EXERCISE DIRECTIONS: Exact repetition is required: reproduce every line of the data.

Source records

__________

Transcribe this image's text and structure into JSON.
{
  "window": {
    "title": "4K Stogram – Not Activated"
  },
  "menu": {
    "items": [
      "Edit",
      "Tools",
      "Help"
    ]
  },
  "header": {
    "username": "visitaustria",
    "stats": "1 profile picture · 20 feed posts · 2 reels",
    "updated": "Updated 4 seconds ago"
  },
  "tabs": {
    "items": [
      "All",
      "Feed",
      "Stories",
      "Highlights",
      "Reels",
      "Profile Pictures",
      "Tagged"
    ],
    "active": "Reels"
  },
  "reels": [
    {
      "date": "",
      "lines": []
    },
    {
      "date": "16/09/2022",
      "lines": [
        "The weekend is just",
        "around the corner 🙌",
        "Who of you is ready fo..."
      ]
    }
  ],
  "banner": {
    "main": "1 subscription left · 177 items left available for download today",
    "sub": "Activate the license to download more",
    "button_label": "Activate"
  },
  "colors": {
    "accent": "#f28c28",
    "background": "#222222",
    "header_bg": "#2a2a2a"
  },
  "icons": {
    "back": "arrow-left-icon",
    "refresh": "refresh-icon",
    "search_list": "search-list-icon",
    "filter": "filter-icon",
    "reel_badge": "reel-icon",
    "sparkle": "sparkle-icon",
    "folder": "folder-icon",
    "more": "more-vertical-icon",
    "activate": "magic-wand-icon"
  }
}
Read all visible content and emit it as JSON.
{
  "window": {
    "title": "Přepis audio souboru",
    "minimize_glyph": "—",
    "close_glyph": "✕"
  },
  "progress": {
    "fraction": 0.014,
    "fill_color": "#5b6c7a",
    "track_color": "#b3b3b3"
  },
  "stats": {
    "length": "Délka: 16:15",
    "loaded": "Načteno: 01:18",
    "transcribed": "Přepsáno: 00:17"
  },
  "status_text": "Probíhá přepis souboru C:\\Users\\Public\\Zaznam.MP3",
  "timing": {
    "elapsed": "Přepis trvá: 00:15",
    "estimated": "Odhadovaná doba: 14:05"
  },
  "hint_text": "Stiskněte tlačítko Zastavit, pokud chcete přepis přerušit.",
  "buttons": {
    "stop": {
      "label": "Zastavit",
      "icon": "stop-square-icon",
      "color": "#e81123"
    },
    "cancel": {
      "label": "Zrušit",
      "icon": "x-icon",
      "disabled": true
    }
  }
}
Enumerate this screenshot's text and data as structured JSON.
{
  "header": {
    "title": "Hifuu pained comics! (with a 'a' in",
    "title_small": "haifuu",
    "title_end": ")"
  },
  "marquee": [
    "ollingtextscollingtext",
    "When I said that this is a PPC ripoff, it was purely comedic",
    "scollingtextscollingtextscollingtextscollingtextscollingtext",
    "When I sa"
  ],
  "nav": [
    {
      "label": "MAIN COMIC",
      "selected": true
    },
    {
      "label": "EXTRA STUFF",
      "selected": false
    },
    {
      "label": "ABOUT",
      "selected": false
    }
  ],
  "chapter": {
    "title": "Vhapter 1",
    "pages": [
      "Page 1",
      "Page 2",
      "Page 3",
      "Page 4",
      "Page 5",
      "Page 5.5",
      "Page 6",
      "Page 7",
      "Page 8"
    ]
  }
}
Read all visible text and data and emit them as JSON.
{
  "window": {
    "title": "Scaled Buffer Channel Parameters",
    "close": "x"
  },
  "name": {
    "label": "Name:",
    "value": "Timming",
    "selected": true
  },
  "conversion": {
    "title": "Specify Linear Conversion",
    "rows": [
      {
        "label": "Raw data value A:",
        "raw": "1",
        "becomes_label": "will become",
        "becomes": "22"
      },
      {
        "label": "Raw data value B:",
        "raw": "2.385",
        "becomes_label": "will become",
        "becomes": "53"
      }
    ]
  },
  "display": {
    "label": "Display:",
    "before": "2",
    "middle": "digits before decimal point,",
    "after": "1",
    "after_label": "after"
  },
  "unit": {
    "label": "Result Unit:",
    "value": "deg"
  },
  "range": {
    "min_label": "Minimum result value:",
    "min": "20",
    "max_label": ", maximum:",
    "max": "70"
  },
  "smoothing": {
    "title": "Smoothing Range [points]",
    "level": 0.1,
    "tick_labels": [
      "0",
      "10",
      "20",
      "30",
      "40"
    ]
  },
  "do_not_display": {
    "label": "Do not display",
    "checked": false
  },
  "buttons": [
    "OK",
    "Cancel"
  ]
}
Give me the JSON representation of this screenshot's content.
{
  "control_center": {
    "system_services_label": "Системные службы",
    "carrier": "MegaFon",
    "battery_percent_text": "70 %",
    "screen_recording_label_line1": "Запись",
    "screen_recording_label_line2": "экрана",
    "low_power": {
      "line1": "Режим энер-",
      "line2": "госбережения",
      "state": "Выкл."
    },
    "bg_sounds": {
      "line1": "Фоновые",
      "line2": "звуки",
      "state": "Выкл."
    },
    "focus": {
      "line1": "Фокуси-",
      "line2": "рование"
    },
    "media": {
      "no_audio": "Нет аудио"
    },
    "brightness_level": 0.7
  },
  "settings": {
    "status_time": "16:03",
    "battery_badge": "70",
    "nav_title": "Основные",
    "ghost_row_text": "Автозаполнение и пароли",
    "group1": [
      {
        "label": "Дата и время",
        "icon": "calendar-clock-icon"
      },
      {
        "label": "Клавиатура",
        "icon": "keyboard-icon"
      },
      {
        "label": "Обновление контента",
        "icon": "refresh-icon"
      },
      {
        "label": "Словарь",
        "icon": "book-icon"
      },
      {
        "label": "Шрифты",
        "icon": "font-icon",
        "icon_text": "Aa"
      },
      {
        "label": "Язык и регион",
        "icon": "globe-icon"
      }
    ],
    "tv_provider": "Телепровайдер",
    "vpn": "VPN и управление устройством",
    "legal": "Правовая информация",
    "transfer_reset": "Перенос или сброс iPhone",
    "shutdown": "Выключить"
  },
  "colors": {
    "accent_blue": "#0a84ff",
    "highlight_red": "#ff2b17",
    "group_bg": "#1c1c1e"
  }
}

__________

ANSWER TO THIS EXERCISE:
Transcribe this image's text and structure into JSON.
{
  "window": {
    "title": "4K Stogram – Not Activated"
  },
  "menu": {
    "items": [
      "Edit",
      "Tools",
      "Help"
    ]
  },
  "header": {
    "username": "visitaustria",
    "stats": "1 profile picture · 20 feed posts · 2 reels",
    "updated": "Updated 4 seconds ago"
  },
  "tabs": {
    "items": [
      "All",
      "Feed",
      "Stories",
      "Highlights",
      "Reels",
      "Profile Pictures",
      "Tagged"
    ],
    "active": "Reels"
  },
  "reels": [
    {
      "date": "",
      "lines": []
    },
    {
      "date": "16/09/2022",
      "lines": [
        "The weekend is just",
        "around the corner 🙌",
        "Who of you is ready fo..."
      ]
    }
  ],
  "banner": {
    "main": "1 subscription left · 177 items left available for download today",
    "sub": "Activate the license to download more",
    "button_label": "Activate"
  },
  "colors": {
    "accent": "#f28c28",
    "background": "#222222",
    "header_bg": "#2a2a2a"
  },
  "icons": {
    "back": "arrow-left-icon",
    "refresh": "refresh-icon",
    "search_list": "search-list-icon",
    "filter": "filter-icon",
    "reel_badge": "reel-icon",
    "sparkle": "sparkle-icon",
    "folder": "folder-icon",
    "more": "more-vertical-icon",
    "activate": "magic-wand-icon"
  }
}
Read all visible content and emit it as JSON.
{
  "window": {
    "title": "Přepis audio souboru",
    "minimize_glyph": "—",
    "close_glyph": "✕"
  },
  "progress": {
    "fraction": 0.014,
    "fill_color": "#5b6c7a",
    "track_color": "#b3b3b3"
  },
  "stats": {
    "length": "Délka: 16:15",
    "loaded": "Načteno: 01:18",
    "transcribed": "Přepsáno: 00:17"
  },
  "status_text": "Probíhá přepis souboru C:\\Users\\Public\\Zaznam.MP3",
  "timing": {
    "elapsed": "Přepis trvá: 00:15",
    "estimated": "Odhadovaná doba: 14:05"
  },
  "hint_text": "Stiskněte tlačítko Zastavit, pokud chcete přepis přerušit.",
  "buttons": {
    "stop": {
      "label": "Zastavit",
      "icon": "stop-square-icon",
      "color": "#e81123"
    },
    "cancel": {
      "label": "Zrušit",
      "icon": "x-icon",
      "disabled": true
    }
  }
}
Enumerate this screenshot's text and data as structured JSON.
{
  "header": {
    "title": "Hifuu pained comics! (with a 'a' in",
    "title_small": "haifuu",
    "title_end": ")"
  },
  "marquee": [
    "ollingtextscollingtext",
    "When I said that this is a PPC ripoff, it was purely comedic",
    "scollingtextscollingtextscollingtextscollingtextscollingtext",
    "When I sa"
  ],
  "nav": [
    {
      "label": "MAIN COMIC",
      "selected": true
    },
    {
      "label": "EXTRA STUFF",
      "selected": false
    },
    {
      "label": "ABOUT",
      "selected": false
    }
  ],
  "chapter": {
    "title": "Vhapter 1",
    "pages": [
      "Page 1",
      "Page 2",
      "Page 3",
      "Page 4",
      "Page 5",
      "Page 5.5",
      "Page 6",
      "Page 7",
      "Page 8"
    ]
  }
}
Read all visible text and data and emit them as JSON.
{
  "window": {
    "title": "Scaled Buffer Channel Parameters",
    "close": "x"
  },
  "name": {
    "label": "Name:",
    "value": "Timming",
    "selected": true
  },
  "conversion": {
    "title": "Specify Linear Conversion",
    "rows": [
      {
        "label": "Raw data value A:",
        "raw": "1",
        "becomes_label": "will become",
        "becomes": "22"
      },
      {
        "label": "Raw data value B:",
        "raw": "2.385",
        "becomes_label": "will become",
        "becomes": "53"
      }
    ]
  },
  "display": {
    "label": "Display:",
    "before": "2",
    "middle": "digits before decimal point,",
    "after": "1",
    "after_label": "after"
  },
  "unit": {
    "label": "Result Unit:",
    "value": "deg"
  },
  "range": {
    "min_label": "Minimum result value:",
    "min": "20",
    "max_label": ", maximum:",
    "max": "70"
  },
  "smoothing": {
    "title": "Smoothing Range [points]",
    "level": 0.1,
    "tick_labels": [
      "0",
      "10",
      "20",
      "30",
      "40"
    ]
  },
  "do_not_display": {
    "label": "Do not display",
    "checked": false
  },
  "buttons": [
    "OK",
    "Cancel"
  ]
}
Give me the JSON representation of this screenshot's content.
{
  "control_center": {
    "system_services_label": "Системные службы",
    "carrier": "MegaFon",
    "battery_percent_text": "70 %",
    "screen_recording_label_line1": "Запись",
    "screen_recording_label_line2": "экрана",
    "low_power": {
      "line1": "Режим энер-",
      "line2": "госбережения",
      "state": "Выкл."
    },
    "bg_sounds": {
      "line1": "Фоновые",
      "line2": "звуки",
      "state": "Выкл."
    },
    "focus": {
      "line1": "Фокуси-",
      "line2": "рование"
    },
    "media": {
      "no_audio": "Нет аудио"
    },
    "brightness_level": 0.7
  },
  "settings": {
    "status_time": "16:03",
    "battery_badge": "70",
    "nav_title": "Основные",
    "ghost_row_text": "Автозаполнение и пароли",
    "group1": [
      {
        "label": "Дата и время",
        "icon": "calendar-clock-icon"
      },
      {
        "label": "Клавиатура",
        "icon": "keyboard-icon"
      },
      {
        "label": "Обновление контента",
        "icon": "refresh-icon"
      },
      {
        "label": "Словарь",
        "icon": "book-icon"
      },
      {
        "label": "Шрифты",
        "icon": "font-icon",
        "icon_text": "Aa"
      },
      {
        "label": "Язык и регион",
        "icon": "globe-icon"
      }
    ],
    "tv_provider": "Телепровайдер",
    "vpn": "VPN и управление устройством",
    "legal": "Правовая информация",
    "transfer_reset": "Перенос или сброс iPhone",
    "shutdown": "Выключить"
  },
  "colors": {
    "accent_blue": "#0a84ff",
    "highlight_red": "#ff2b17",
    "group_bg": "#1c1c1e"
  }
}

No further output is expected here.